The next step that at least some women pursue in this process of changing their circumstances is to attempt to get the man to no longer identify himself as a rapist, but as something else (one hopes not a murderer). An example may help clarify. One morning in the mid-1970s, my sister was reading in bed when suddenly she felt a man’s weight on her back and a knife at her throat. The man said he was going to rape her. She said, “You can do that if you’d like, but I have to tell you that my husband and I are being treated for syphilis. I don’t know if you want to risk catching it.” Our mother had always told her to keep a prescription bottle by her bedside for exactly this contingency. (And what does it say about our culture that mothers need to prepare their daughters for this possibility, or really, given the rates of rape in our culture, this likelihood?) Fortunately, the man didn’t look closely at the bottle, or he would have learned that the original prescription was several years old, for medicines designed to alleviate my sister’s migraines, and that the bottle was now full of aspirin. He told her that it wasn’t worth the risk, and that instead he wanted all of her money. She had twenty dollars in her purse and she gave him five. He left. The point is that my sister had caused the man to no longer identify himself as a rapist, but as a robber, and to act on that identification. She effectively killed the rapist. Sometimes, when men strongly identify as rapists, it is not possible to kill the rapist without killing the man. So be it.
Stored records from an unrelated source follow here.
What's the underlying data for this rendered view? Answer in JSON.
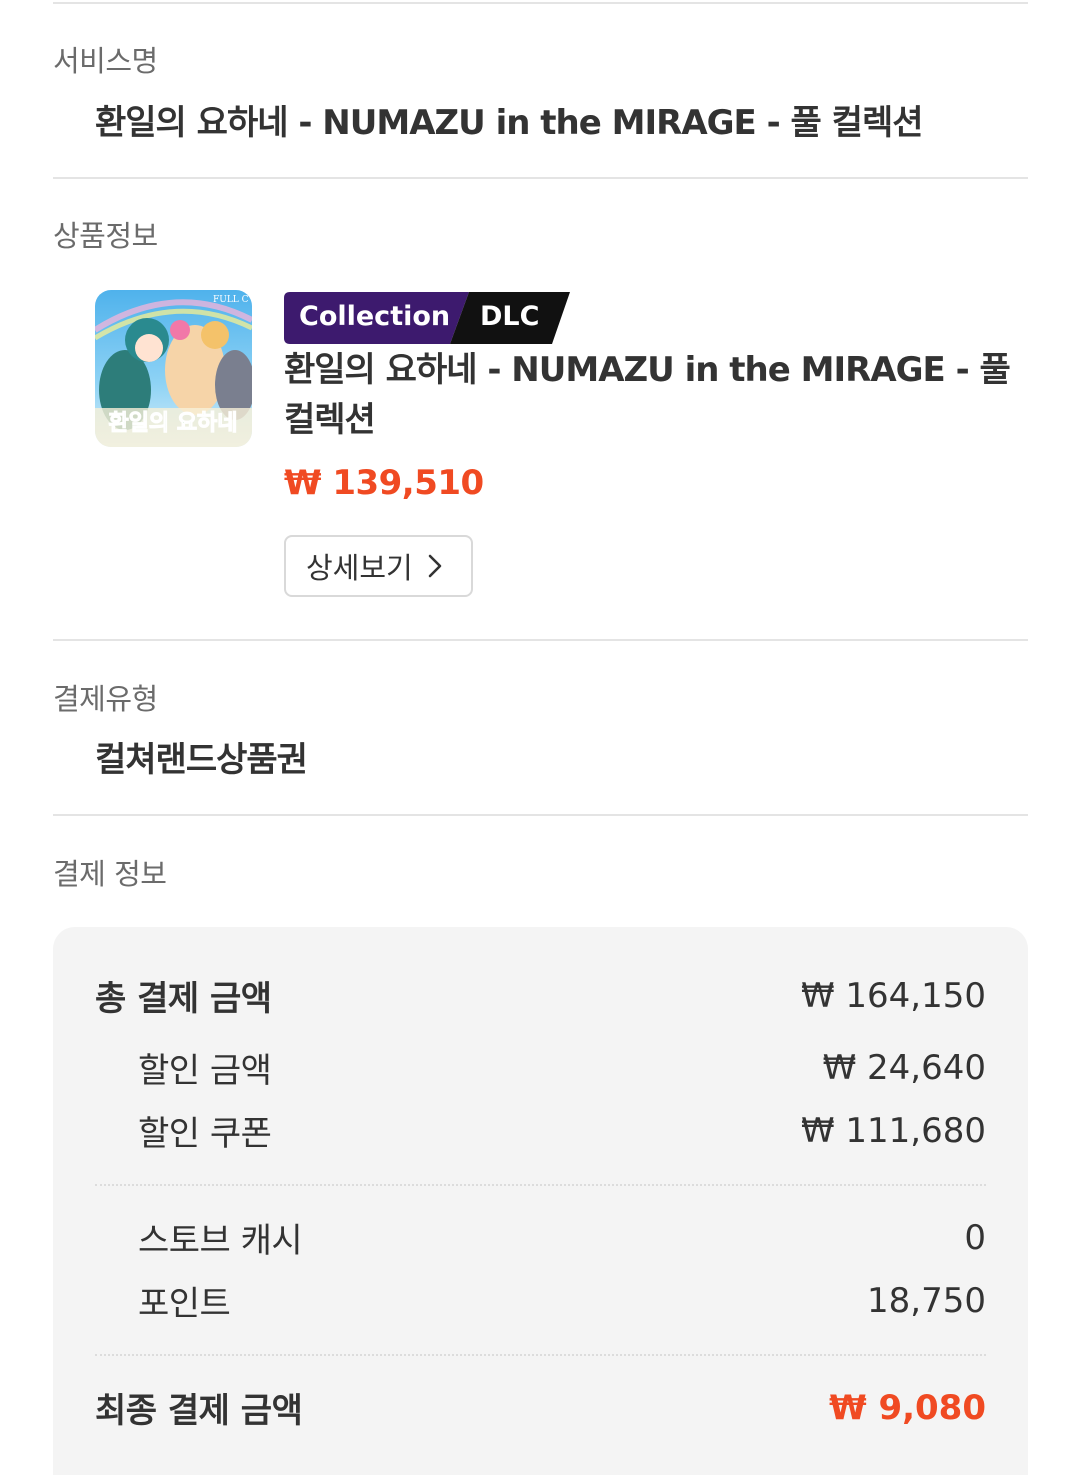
{
  "service": {
    "label": "서비스명",
    "value": "환일의 요하네 - NUMAZU in the MIRAGE - 풀 컬렉션"
  },
  "product": {
    "label": "상품정보",
    "badge_collection": "Collection",
    "badge_dlc": "DLC",
    "title": "환일의 요하네 - NUMAZU in the MIRAGE - 풀 컬렉션",
    "price": "₩ 139,510",
    "detail_button": "상세보기",
    "thumbnail_text": "환일의 요하네"
  },
  "payment_type": {
    "label": "결제유형",
    "value": "컬쳐랜드상품권"
  },
  "payment_info": {
    "label": "결제 정보",
    "total_label": "총 결제 금액",
    "total_value": "₩ 164,150",
    "discount_label": "할인 금액",
    "discount_value": "₩ 24,640",
    "coupon_label": "할인 쿠폰",
    "coupon_value": "₩ 111,680",
    "cash_label": "스토브 캐시",
    "cash_value": "0",
    "point_label": "포인트",
    "point_value": "18,750",
    "final_label": "최종 결제 금액",
    "final_value": "₩ 9,080"
  },
  "colors": {
    "accent": "#f04a22",
    "badge_purple": "#3d1a6e",
    "badge_black": "#111111"
  }
}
The first part of our task, then, is to attempt to break our own identification as the civilized and remember that we are human animals living in and reliant on our landbases for survival, to begin to care more about the survival of our landbase than the perpetuation of civilization. (What a concept!) Then we must break our identification as victims of this awful and deathly system called civilization and remember that we are survivors, resolve that we will do what it takes so that we—and those we love, including nonhuman members of our landbase—will survive, outlast, outlive, defeat civilization. That we will in time dance and play and love and live and die among the plants and animals who will someday grow amidst its ruins. Once we have made that shift inside of ourselves, once we no longer see ourselves as victims of civilization but as its survivors, as those who will not let it kill us or those we love, we have freed ourselves to begin to pursue the more or less technical task of actually stopping those who are killing our landbases, killing us. One way to do that might be to get CEOs, cops, and politicians to identify themselves as human animals living in and reliant on their landbases and to break their identities as CEOs, cops, and politicians. The good news is that some few of them may listen to reason. The bad news is that history, sociology, psychology, and direct personal experience suggest that most—nearly all—will not.